Exercise: Within the listing below, how many lines contain "iconfont"? Only the number is wanted.
• • • • •
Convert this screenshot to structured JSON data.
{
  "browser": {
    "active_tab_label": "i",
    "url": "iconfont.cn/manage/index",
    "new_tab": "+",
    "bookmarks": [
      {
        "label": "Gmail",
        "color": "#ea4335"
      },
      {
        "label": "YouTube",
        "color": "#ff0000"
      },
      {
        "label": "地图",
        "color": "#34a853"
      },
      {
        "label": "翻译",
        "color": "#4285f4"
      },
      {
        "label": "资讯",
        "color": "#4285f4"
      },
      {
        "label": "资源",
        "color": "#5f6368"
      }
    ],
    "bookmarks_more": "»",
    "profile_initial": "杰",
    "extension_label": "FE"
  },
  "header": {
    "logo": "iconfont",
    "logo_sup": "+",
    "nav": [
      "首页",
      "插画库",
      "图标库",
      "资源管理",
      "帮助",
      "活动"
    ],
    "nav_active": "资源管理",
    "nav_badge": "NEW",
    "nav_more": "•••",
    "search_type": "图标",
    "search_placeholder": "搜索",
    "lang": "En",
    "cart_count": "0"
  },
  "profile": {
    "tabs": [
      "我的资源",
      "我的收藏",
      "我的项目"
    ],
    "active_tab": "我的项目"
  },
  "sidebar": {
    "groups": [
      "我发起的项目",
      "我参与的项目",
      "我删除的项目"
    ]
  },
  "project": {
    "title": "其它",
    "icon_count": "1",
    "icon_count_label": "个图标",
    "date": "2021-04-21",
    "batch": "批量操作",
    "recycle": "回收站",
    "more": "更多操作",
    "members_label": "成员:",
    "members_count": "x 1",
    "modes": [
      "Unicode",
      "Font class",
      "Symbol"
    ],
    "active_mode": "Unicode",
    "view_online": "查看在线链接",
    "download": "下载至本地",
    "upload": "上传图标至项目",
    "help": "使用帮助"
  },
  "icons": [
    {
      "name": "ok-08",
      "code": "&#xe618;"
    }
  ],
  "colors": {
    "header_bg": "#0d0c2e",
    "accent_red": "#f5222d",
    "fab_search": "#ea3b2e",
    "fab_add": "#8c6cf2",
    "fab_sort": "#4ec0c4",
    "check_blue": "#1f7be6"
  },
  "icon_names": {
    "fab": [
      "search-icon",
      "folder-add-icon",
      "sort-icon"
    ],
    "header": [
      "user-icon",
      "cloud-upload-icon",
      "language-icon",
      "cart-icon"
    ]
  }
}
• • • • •
Answer box: 2